## Aim of the exercise
Reproduce every entry word for word.

+---+

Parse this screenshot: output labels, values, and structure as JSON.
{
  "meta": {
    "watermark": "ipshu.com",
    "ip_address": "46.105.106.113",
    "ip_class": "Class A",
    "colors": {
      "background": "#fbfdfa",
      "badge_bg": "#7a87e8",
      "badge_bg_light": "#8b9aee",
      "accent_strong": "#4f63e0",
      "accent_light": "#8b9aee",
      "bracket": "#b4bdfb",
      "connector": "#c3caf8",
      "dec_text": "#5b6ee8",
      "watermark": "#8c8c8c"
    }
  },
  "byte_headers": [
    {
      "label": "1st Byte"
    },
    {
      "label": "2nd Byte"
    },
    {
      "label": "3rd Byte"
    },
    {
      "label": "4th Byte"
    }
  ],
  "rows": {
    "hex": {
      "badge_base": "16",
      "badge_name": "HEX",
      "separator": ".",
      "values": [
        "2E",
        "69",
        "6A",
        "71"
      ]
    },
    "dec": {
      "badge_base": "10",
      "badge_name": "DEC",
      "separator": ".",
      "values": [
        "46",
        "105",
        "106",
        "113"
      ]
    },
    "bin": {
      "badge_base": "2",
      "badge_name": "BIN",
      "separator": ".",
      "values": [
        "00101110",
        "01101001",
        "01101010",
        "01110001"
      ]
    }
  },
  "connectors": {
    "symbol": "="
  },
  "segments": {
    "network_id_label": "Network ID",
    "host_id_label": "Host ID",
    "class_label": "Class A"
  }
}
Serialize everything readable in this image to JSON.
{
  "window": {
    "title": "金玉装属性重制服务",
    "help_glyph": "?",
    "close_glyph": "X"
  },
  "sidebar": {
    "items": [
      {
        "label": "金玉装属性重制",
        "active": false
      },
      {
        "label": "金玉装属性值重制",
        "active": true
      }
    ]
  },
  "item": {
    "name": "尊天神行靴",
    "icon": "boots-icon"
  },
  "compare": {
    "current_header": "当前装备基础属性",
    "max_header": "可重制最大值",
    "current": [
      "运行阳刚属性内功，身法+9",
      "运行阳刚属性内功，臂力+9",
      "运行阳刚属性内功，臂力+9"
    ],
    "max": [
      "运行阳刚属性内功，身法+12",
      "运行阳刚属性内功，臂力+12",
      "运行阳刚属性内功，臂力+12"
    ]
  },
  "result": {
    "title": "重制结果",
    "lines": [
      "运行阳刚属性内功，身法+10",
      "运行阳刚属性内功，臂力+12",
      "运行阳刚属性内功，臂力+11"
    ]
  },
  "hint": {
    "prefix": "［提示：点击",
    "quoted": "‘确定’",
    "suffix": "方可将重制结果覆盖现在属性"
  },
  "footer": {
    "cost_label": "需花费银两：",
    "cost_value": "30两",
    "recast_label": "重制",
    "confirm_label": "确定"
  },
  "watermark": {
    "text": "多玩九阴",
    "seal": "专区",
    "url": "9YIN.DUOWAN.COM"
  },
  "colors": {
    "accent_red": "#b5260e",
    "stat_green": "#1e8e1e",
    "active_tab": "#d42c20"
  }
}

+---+

## Your solution
Parse this screenshot: output labels, values, and structure as JSON.
{
  "meta": {
    "watermark": "ipshu.com",
    "ip_address": "46.105.106.113",
    "ip_class": "Class A",
    "colors": {
      "background": "#fbfdfa",
      "badge_bg": "#7a87e8",
      "badge_bg_light": "#8b9aee",
      "accent_strong": "#4f63e0",
      "accent_light": "#8b9aee",
      "bracket": "#b4bdfb",
      "connector": "#c3caf8",
      "dec_text": "#5b6ee8",
      "watermark": "#8c8c8c"
    }
  },
  "byte_headers": [
    {
      "label": "1st Byte"
    },
    {
      "label": "2nd Byte"
    },
    {
      "label": "3rd Byte"
    },
    {
      "label": "4th Byte"
    }
  ],
  "rows": {
    "hex": {
      "badge_base": "16",
      "badge_name": "HEX",
      "separator": ".",
      "values": [
        "2E",
        "69",
        "6A",
        "71"
      ]
    },
    "dec": {
      "badge_base": "10",
      "badge_name": "DEC",
      "separator": ".",
      "values": [
        "46",
        "105",
        "106",
        "113"
      ]
    },
    "bin": {
      "badge_base": "2",
      "badge_name": "BIN",
      "separator": ".",
      "values": [
        "00101110",
        "01101001",
        "01101010",
        "01110001"
      ]
    }
  },
  "connectors": {
    "symbol": "="
  },
  "segments": {
    "network_id_label": "Network ID",
    "host_id_label": "Host ID",
    "class_label": "Class A"
  }
}
Serialize everything readable in this image to JSON.
{
  "window": {
    "title": "金玉装属性重制服务",
    "help_glyph": "?",
    "close_glyph": "X"
  },
  "sidebar": {
    "items": [
      {
        "label": "金玉装属性重制",
        "active": false
      },
      {
        "label": "金玉装属性值重制",
        "active": true
      }
    ]
  },
  "item": {
    "name": "尊天神行靴",
    "icon": "boots-icon"
  },
  "compare": {
    "current_header": "当前装备基础属性",
    "max_header": "可重制最大值",
    "current": [
      "运行阳刚属性内功，身法+9",
      "运行阳刚属性内功，臂力+9",
      "运行阳刚属性内功，臂力+9"
    ],
    "max": [
      "运行阳刚属性内功，身法+12",
      "运行阳刚属性内功，臂力+12",
      "运行阳刚属性内功，臂力+12"
    ]
  },
  "result": {
    "title": "重制结果",
    "lines": [
      "运行阳刚属性内功，身法+10",
      "运行阳刚属性内功，臂力+12",
      "运行阳刚属性内功，臂力+11"
    ]
  },
  "hint": {
    "prefix": "［提示：点击",
    "quoted": "‘确定’",
    "suffix": "方可将重制结果覆盖现在属性"
  },
  "footer": {
    "cost_label": "需花费银两：",
    "cost_value": "30两",
    "recast_label": "重制",
    "confirm_label": "确定"
  },
  "watermark": {
    "text": "多玩九阴",
    "seal": "专区",
    "url": "9YIN.DUOWAN.COM"
  },
  "colors": {
    "accent_red": "#b5260e",
    "stat_green": "#1e8e1e",
    "active_tab": "#d42c20"
  }
}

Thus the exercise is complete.